## What the task requires
For each line in the data that includes "sender", make a copy.

## Study material
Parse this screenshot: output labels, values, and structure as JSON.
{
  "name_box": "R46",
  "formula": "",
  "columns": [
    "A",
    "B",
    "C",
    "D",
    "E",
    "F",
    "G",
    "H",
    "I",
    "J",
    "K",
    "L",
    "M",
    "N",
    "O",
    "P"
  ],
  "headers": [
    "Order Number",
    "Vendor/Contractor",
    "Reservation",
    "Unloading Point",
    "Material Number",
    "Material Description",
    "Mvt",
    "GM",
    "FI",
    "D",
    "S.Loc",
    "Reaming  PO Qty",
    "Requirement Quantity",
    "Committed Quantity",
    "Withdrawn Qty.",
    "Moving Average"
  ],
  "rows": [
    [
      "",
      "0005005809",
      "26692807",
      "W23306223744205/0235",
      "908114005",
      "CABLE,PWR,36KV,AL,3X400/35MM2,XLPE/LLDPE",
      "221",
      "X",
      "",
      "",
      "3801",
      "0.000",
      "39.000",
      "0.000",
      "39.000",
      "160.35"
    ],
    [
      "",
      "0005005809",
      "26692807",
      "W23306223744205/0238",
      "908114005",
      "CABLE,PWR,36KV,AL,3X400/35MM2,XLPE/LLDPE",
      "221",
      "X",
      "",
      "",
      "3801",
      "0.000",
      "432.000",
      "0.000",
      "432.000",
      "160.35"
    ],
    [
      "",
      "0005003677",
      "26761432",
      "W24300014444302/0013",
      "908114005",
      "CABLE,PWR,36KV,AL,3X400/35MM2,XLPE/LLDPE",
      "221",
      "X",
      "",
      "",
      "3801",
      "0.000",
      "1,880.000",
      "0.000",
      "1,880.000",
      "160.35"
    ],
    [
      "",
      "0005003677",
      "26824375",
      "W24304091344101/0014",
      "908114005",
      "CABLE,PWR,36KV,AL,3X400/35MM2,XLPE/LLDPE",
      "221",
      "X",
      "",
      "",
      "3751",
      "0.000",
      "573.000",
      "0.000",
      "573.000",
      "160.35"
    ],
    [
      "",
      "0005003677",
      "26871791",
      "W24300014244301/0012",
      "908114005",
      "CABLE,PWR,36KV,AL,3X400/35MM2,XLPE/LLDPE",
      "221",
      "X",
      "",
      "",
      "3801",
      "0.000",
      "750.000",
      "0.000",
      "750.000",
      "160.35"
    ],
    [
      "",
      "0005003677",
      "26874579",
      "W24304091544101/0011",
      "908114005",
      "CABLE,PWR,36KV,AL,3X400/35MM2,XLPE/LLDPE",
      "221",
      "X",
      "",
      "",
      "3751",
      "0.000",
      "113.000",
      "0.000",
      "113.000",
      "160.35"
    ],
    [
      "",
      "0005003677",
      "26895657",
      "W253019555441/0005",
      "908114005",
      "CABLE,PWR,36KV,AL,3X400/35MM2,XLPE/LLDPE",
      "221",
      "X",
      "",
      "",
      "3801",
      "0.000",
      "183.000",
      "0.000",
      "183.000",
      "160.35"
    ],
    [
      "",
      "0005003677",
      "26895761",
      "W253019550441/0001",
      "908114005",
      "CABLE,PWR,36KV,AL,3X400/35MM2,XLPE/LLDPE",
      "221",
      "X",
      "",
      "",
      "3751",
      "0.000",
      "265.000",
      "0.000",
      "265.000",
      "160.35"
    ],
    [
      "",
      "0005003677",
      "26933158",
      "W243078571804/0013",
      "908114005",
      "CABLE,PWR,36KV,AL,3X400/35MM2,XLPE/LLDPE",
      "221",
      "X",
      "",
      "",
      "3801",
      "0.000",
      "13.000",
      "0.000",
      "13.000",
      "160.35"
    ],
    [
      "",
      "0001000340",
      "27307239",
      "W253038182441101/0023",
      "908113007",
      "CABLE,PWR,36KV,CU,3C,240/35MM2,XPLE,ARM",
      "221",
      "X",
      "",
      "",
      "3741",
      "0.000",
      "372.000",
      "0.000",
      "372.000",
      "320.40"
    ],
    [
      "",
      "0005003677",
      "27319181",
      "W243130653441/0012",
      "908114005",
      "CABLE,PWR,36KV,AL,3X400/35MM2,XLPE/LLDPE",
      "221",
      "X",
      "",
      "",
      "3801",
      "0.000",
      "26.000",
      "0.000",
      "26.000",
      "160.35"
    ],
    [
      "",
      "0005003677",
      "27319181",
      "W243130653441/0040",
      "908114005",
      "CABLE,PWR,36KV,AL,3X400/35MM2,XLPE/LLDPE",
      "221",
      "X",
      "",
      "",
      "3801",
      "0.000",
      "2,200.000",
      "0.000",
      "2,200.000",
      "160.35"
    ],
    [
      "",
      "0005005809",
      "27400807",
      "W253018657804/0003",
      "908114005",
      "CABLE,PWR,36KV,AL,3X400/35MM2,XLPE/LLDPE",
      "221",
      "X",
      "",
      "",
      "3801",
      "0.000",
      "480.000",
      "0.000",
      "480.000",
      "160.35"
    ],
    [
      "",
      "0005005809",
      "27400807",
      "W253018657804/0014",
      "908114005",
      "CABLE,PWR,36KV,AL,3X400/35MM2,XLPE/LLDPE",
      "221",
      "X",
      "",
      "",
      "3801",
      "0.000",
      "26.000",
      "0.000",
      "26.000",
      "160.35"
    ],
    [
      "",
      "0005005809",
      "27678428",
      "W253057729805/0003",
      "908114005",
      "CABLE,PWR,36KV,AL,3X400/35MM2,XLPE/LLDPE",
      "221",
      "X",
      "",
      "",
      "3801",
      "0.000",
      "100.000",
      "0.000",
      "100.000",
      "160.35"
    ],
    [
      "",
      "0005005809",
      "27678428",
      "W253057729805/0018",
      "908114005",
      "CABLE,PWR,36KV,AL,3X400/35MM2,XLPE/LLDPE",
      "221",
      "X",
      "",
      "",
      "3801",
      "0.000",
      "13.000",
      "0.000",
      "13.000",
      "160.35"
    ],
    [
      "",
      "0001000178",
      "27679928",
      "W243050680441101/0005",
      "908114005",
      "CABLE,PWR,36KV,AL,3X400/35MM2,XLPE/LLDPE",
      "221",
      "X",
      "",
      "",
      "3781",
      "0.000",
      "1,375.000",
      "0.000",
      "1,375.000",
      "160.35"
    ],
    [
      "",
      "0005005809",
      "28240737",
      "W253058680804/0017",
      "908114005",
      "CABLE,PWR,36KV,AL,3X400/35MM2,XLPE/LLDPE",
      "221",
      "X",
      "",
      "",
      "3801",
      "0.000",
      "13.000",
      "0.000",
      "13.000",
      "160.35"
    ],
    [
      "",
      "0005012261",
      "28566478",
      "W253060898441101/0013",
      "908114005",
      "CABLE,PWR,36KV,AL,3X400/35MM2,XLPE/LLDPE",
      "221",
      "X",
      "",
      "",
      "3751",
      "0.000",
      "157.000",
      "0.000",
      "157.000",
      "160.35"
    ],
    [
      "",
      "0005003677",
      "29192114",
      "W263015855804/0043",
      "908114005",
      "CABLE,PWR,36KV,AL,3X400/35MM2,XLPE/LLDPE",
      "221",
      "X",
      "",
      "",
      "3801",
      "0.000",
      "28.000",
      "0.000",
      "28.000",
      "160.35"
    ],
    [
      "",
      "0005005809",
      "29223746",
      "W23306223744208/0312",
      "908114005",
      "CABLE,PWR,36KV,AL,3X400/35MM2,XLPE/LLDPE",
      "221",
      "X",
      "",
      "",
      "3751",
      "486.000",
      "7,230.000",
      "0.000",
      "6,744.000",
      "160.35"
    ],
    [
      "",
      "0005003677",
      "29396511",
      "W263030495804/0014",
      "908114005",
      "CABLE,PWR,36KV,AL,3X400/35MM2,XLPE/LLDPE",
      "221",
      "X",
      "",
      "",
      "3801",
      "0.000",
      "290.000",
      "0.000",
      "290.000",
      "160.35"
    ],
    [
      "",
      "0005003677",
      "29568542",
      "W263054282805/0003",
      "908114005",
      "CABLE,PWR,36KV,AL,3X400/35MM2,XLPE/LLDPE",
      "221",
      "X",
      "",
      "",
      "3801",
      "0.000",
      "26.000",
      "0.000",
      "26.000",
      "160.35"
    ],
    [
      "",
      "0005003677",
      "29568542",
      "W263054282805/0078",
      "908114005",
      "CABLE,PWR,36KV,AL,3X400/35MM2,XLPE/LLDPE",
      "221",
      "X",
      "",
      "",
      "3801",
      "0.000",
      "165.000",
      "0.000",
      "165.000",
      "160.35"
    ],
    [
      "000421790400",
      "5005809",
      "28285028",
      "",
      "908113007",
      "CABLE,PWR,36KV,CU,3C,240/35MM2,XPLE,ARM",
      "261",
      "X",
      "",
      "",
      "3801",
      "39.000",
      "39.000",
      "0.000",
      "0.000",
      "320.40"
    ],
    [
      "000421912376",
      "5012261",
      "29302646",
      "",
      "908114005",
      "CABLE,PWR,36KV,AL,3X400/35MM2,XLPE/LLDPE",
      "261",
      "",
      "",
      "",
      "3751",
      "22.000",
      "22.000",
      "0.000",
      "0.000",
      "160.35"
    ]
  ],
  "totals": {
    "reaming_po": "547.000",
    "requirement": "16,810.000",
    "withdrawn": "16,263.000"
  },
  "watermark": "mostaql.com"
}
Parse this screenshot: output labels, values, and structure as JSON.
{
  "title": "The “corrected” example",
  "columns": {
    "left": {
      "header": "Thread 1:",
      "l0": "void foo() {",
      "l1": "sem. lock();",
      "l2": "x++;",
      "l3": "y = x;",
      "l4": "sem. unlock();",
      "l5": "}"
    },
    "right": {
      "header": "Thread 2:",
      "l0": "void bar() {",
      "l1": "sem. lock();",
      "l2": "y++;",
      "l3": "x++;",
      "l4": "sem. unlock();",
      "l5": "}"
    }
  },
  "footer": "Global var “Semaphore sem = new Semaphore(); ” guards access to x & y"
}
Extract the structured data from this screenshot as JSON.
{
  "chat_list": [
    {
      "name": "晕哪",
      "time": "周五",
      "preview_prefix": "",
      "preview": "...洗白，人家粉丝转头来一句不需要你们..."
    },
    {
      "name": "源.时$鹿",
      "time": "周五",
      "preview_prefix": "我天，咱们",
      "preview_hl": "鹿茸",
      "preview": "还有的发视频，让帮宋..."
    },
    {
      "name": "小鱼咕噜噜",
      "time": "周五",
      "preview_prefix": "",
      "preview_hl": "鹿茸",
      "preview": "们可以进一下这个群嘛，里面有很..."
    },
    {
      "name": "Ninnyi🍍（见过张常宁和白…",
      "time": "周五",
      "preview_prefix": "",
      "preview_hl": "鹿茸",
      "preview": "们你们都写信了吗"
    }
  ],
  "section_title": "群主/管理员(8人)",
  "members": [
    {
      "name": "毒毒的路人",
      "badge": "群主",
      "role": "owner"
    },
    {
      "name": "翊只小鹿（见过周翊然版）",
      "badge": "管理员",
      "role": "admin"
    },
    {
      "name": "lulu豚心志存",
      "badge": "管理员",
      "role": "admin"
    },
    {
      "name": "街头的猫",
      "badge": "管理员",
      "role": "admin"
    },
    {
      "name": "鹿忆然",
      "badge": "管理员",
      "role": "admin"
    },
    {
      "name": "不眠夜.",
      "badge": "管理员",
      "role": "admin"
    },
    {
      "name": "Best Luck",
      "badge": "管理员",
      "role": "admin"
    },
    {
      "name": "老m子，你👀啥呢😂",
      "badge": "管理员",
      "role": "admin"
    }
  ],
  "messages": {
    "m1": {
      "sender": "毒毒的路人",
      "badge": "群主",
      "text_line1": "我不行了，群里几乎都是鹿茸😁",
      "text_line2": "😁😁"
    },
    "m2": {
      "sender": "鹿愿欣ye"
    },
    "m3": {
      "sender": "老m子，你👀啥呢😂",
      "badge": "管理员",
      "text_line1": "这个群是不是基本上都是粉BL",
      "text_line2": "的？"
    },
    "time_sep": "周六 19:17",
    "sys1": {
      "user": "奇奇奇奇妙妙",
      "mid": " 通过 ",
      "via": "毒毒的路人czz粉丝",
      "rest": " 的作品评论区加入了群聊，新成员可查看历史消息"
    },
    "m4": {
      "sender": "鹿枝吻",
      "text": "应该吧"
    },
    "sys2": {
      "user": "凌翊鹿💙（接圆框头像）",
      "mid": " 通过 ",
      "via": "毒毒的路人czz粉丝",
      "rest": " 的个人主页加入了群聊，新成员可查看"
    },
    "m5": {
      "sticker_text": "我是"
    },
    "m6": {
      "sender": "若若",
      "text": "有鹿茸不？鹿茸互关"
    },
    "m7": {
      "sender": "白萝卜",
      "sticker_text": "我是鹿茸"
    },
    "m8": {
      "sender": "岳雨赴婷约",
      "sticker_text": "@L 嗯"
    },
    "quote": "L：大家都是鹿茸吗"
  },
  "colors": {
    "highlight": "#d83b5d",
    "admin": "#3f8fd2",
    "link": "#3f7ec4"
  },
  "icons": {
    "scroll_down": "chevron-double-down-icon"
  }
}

## Reply to the task
      "sender": "毒毒的路人",
      "sender": "鹿愿欣ye"
      "sender": "老m子，你👀啥呢😂",
      "sender": "鹿枝吻",
      "sender": "若若",
      "sender": "白萝卜",
      "sender": "岳雨赴婷约",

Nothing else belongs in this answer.